[EXERCISE GOAL]: Scan the data for "Miguel" and copy each matching line.

[DATA SUPPLIED]:
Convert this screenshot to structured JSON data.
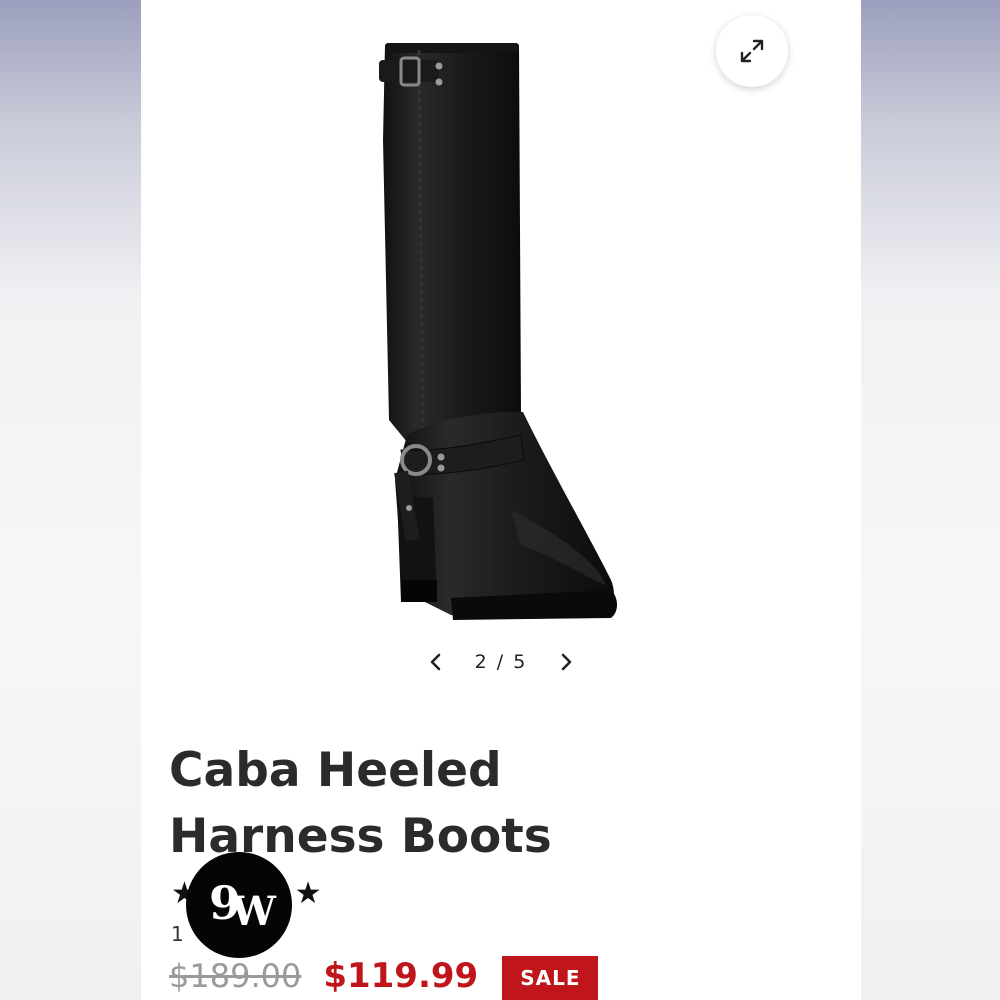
{
  "product": {
    "title": "Caba Heeled Harness Boots",
    "image_alt": "Black leather knee-high heeled harness boot",
    "gallery": {
      "current": "2",
      "separator": "/",
      "total": "5"
    },
    "rating": {
      "stars": 5,
      "review_count": "1"
    },
    "price": {
      "original": "$189.00",
      "sale": "$119.99",
      "badge": "SALE"
    }
  },
  "watermark": {
    "text": "9W"
  },
  "icons": {
    "expand": "expand-arrows-icon",
    "prev": "chevron-left-icon",
    "next": "chevron-right-icon",
    "star": "star-icon"
  },
  "colors": {
    "sale_red": "#c0151b",
    "title_text": "#2b2b2b",
    "old_price": "#9a9a9a"
  }
}
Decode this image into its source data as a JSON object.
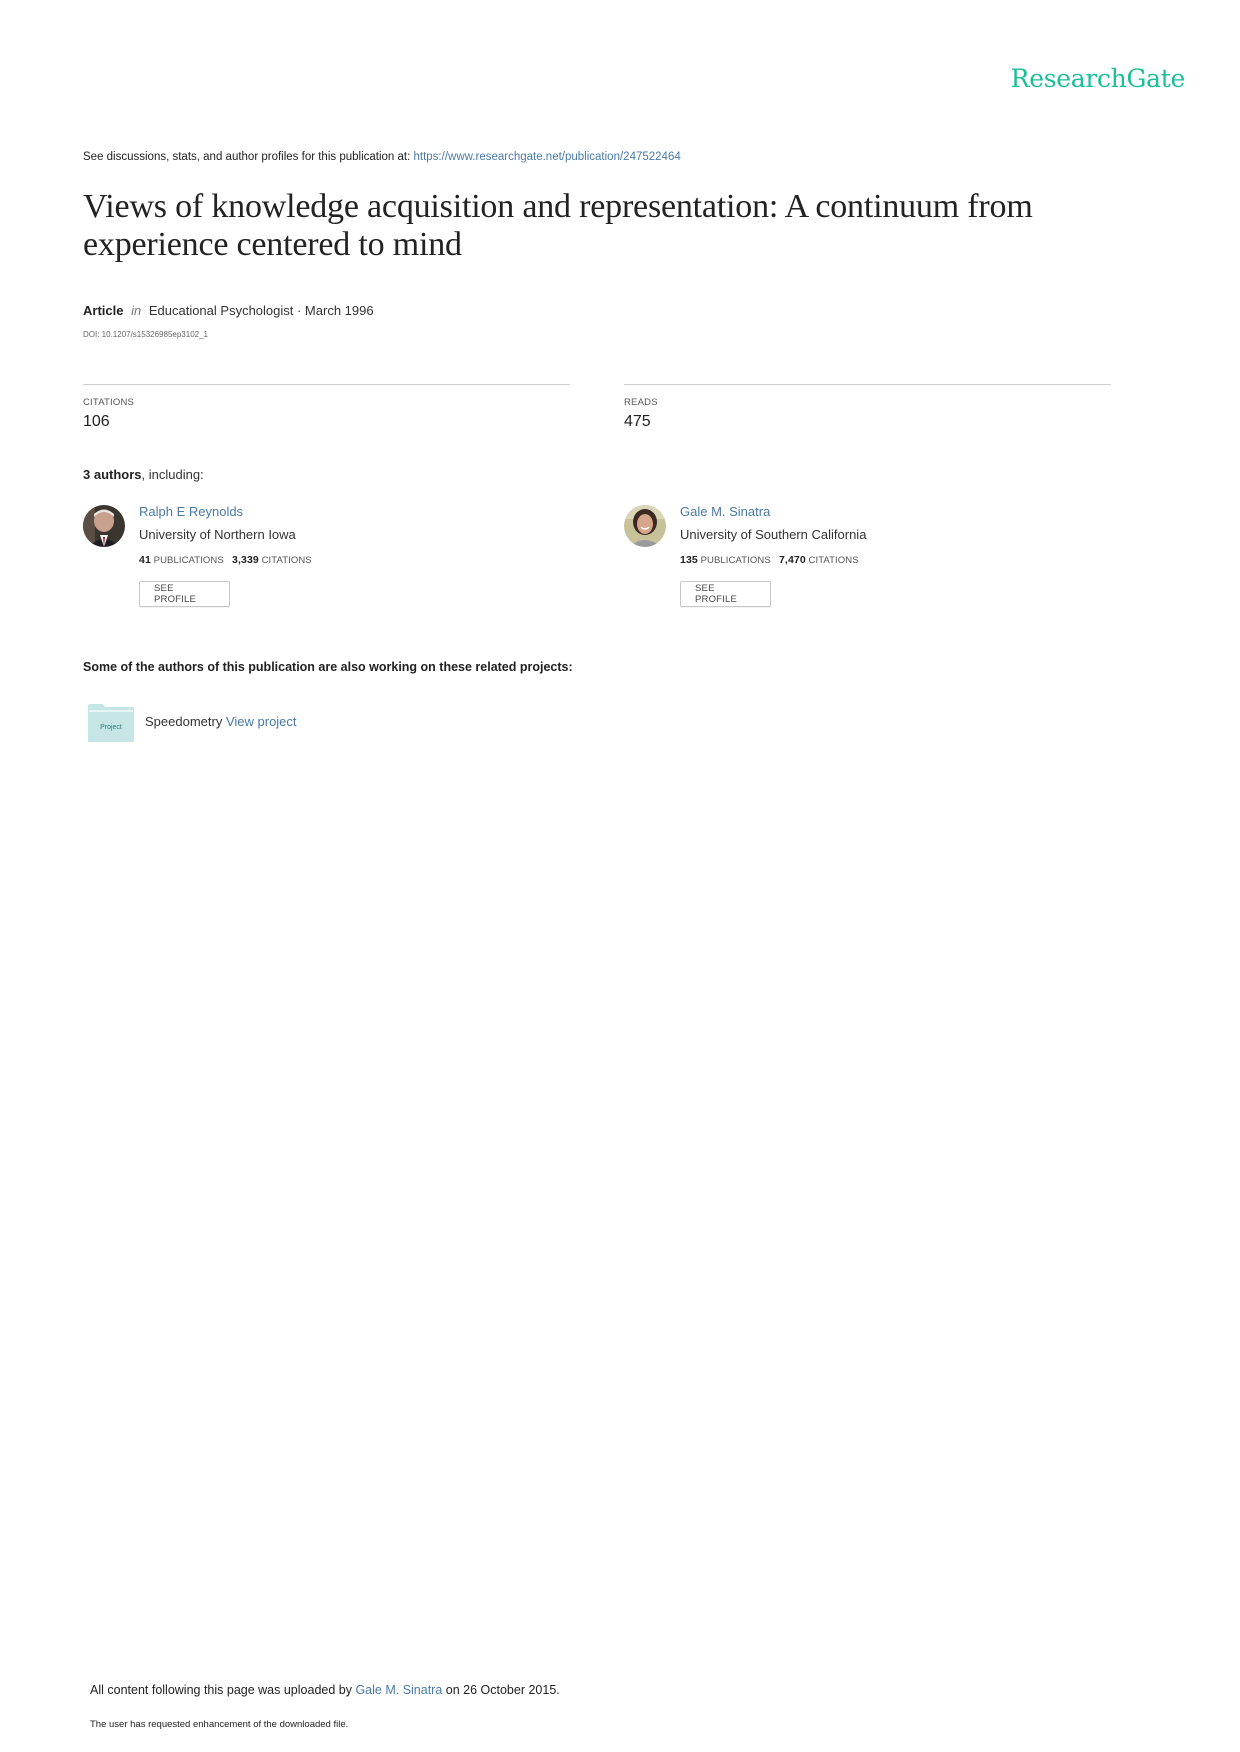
{
  "brand": {
    "logo_text": "ResearchGate",
    "accent_color": "#1bbf9a",
    "link_color": "#4a7aa7"
  },
  "header": {
    "see_text": "See discussions, stats, and author profiles for this publication at: ",
    "publication_url": "https://www.researchgate.net/publication/247522464"
  },
  "publication": {
    "title": "Views of knowledge acquisition and representation: A continuum from experience centered to mind",
    "type": "Article",
    "in_word": "in",
    "journal_date": "Educational Psychologist · March 1996",
    "doi": "DOI: 10.1207/s15326985ep3102_1"
  },
  "stats": {
    "citations_label": "CITATIONS",
    "citations_value": "106",
    "reads_label": "READS",
    "reads_value": "475"
  },
  "authors": {
    "count_bold": "3 authors",
    "count_rest": ", including:",
    "list": [
      {
        "name": "Ralph E Reynolds",
        "affiliation": "University of Northern Iowa",
        "publications": "41",
        "publications_label": "PUBLICATIONS",
        "citations": "3,339",
        "citations_label": "CITATIONS",
        "button": "SEE PROFILE"
      },
      {
        "name": "Gale M. Sinatra",
        "affiliation": "University of Southern California",
        "publications": "135",
        "publications_label": "PUBLICATIONS",
        "citations": "7,470",
        "citations_label": "CITATIONS",
        "button": "SEE PROFILE"
      }
    ]
  },
  "related": {
    "heading": "Some of the authors of this publication are also working on these related projects:",
    "projects": [
      {
        "icon_label": "Project",
        "name": "Speedometry",
        "link": "View project"
      }
    ]
  },
  "footer": {
    "uploaded_prefix": "All content following this page was uploaded by ",
    "uploader": "Gale M. Sinatra",
    "uploaded_suffix": " on 26 October 2015.",
    "note": "The user has requested enhancement of the downloaded file."
  }
}
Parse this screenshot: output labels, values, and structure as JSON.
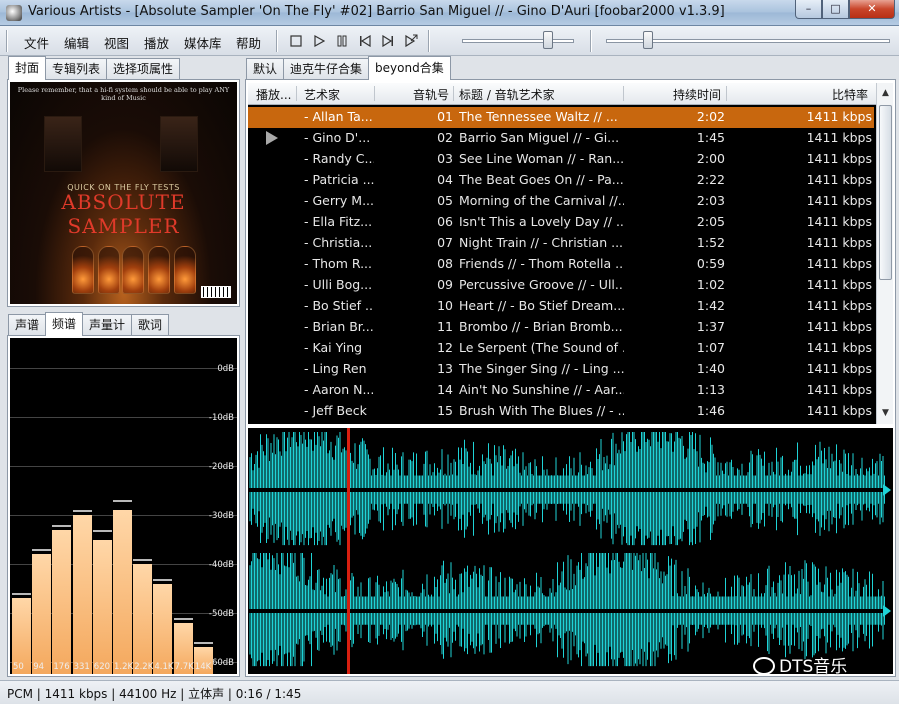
{
  "window": {
    "title": "Various Artists - [Absolute Sampler 'On The Fly' #02] Barrio San Miguel //  - Gino D'Auri   [foobar2000 v1.3.9]",
    "min": "–",
    "max": "□",
    "close": "✕"
  },
  "menu": {
    "items": [
      "文件",
      "编辑",
      "视图",
      "播放",
      "媒体库",
      "帮助"
    ]
  },
  "toolbar": {
    "stop_icon": "stop-icon",
    "play_icon": "play-icon",
    "pause_icon": "pause-icon",
    "prev_icon": "previous-icon",
    "next_icon": "next-icon",
    "random_icon": "random-icon"
  },
  "left_top_tabs": [
    "封面",
    "专辑列表",
    "选择项属性"
  ],
  "left_bottom_tabs": [
    "声谱",
    "频谱",
    "声量计",
    "歌词"
  ],
  "playlist_tabs": [
    "默认",
    "迪克牛仔合集",
    "beyond合集"
  ],
  "cover": {
    "top_text": "Please remember, that a hi-fi system should be able to play ANY kind of Music",
    "subtitle": "QUICK ON THE FLY TESTS",
    "title": "ABSOLUTE SAMPLER"
  },
  "spectrum": {
    "db_labels": [
      "0dB",
      "-10dB",
      "-20dB",
      "-30dB",
      "-40dB",
      "-50dB",
      "-60dB"
    ],
    "freq_labels": [
      "50",
      "94",
      "176",
      "331",
      "620",
      "1.2K",
      "2.2K",
      "4.1K",
      "7.7K",
      "14K"
    ],
    "levels_db": [
      -47,
      -38,
      -33,
      -30,
      -35,
      -29,
      -40,
      -44,
      -52,
      -57
    ],
    "peaks_db": [
      -47,
      -38,
      -33,
      -30,
      -34,
      -28,
      -40,
      -44,
      -52,
      -57
    ]
  },
  "playlist": {
    "columns": [
      "播放...",
      "艺术家",
      "音轨号",
      "标题 / 音轨艺术家",
      "持续时间",
      "比特率"
    ],
    "rows": [
      {
        "artist": "- Allan Ta...",
        "track": "01",
        "title": "The Tennessee Waltz //  ...",
        "duration": "2:02",
        "bitrate": "1411 kbps",
        "selected": true,
        "playing": false
      },
      {
        "artist": "- Gino D'...",
        "track": "02",
        "title": "Barrio San Miguel //  - Gi...",
        "duration": "1:45",
        "bitrate": "1411 kbps",
        "selected": false,
        "playing": true
      },
      {
        "artist": "- Randy C...",
        "track": "03",
        "title": "See Line Woman //  - Ran...",
        "duration": "2:00",
        "bitrate": "1411 kbps",
        "selected": false,
        "playing": false
      },
      {
        "artist": "- Patricia ...",
        "track": "04",
        "title": "The Beat Goes On //  - Pa...",
        "duration": "2:22",
        "bitrate": "1411 kbps",
        "selected": false,
        "playing": false
      },
      {
        "artist": "- Gerry M...",
        "track": "05",
        "title": "Morning of the Carnival //...",
        "duration": "2:03",
        "bitrate": "1411 kbps",
        "selected": false,
        "playing": false
      },
      {
        "artist": "- Ella Fitz...",
        "track": "06",
        "title": "Isn't This a Lovely Day //  ...",
        "duration": "2:05",
        "bitrate": "1411 kbps",
        "selected": false,
        "playing": false
      },
      {
        "artist": "- Christia...",
        "track": "07",
        "title": "Night Train //  - Christian ...",
        "duration": "1:52",
        "bitrate": "1411 kbps",
        "selected": false,
        "playing": false
      },
      {
        "artist": "- Thom R...",
        "track": "08",
        "title": "Friends //  - Thom Rotella ...",
        "duration": "0:59",
        "bitrate": "1411 kbps",
        "selected": false,
        "playing": false
      },
      {
        "artist": "- Ulli Bog...",
        "track": "09",
        "title": "Percussive Groove //  - Ull...",
        "duration": "1:02",
        "bitrate": "1411 kbps",
        "selected": false,
        "playing": false
      },
      {
        "artist": "- Bo Stief ...",
        "track": "10",
        "title": "Heart //  - Bo Stief Dream...",
        "duration": "1:42",
        "bitrate": "1411 kbps",
        "selected": false,
        "playing": false
      },
      {
        "artist": "- Brian Br...",
        "track": "11",
        "title": "Brombo //  - Brian Bromb...",
        "duration": "1:37",
        "bitrate": "1411 kbps",
        "selected": false,
        "playing": false
      },
      {
        "artist": "- Kai Ying",
        "track": "12",
        "title": "Le Serpent (The Sound of ...",
        "duration": "1:07",
        "bitrate": "1411 kbps",
        "selected": false,
        "playing": false
      },
      {
        "artist": "- Ling Ren",
        "track": "13",
        "title": "The Singer Sing //  - Ling ...",
        "duration": "1:40",
        "bitrate": "1411 kbps",
        "selected": false,
        "playing": false
      },
      {
        "artist": "- Aaron N...",
        "track": "14",
        "title": "Ain't No Sunshine //  - Aar...",
        "duration": "1:13",
        "bitrate": "1411 kbps",
        "selected": false,
        "playing": false
      },
      {
        "artist": "- Jeff Beck",
        "track": "15",
        "title": "Brush With The Blues //  - ...",
        "duration": "1:46",
        "bitrate": "1411 kbps",
        "selected": false,
        "playing": false
      }
    ]
  },
  "seekbar": {
    "position_fraction": 0.15
  },
  "volume": {
    "level_fraction": 0.9
  },
  "waveform": {
    "playback_fraction": 0.15,
    "color": "#1fd3d6",
    "cursor_color": "#d81f10"
  },
  "status": {
    "text": "PCM | 1411 kbps | 44100 Hz | 立体声 | 0:16 / 1:45"
  },
  "watermark": {
    "text": "DTS音乐"
  }
}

[FINISHED TASK]:
    "title": "Various Artists - [Absolute Sampler 'On The Fly' #02] Barrio San Miguel //  - Gino D'Auri   [foobar2000 v1.3.9]",
        "title": "Barrio San Miguel //  - Gi...",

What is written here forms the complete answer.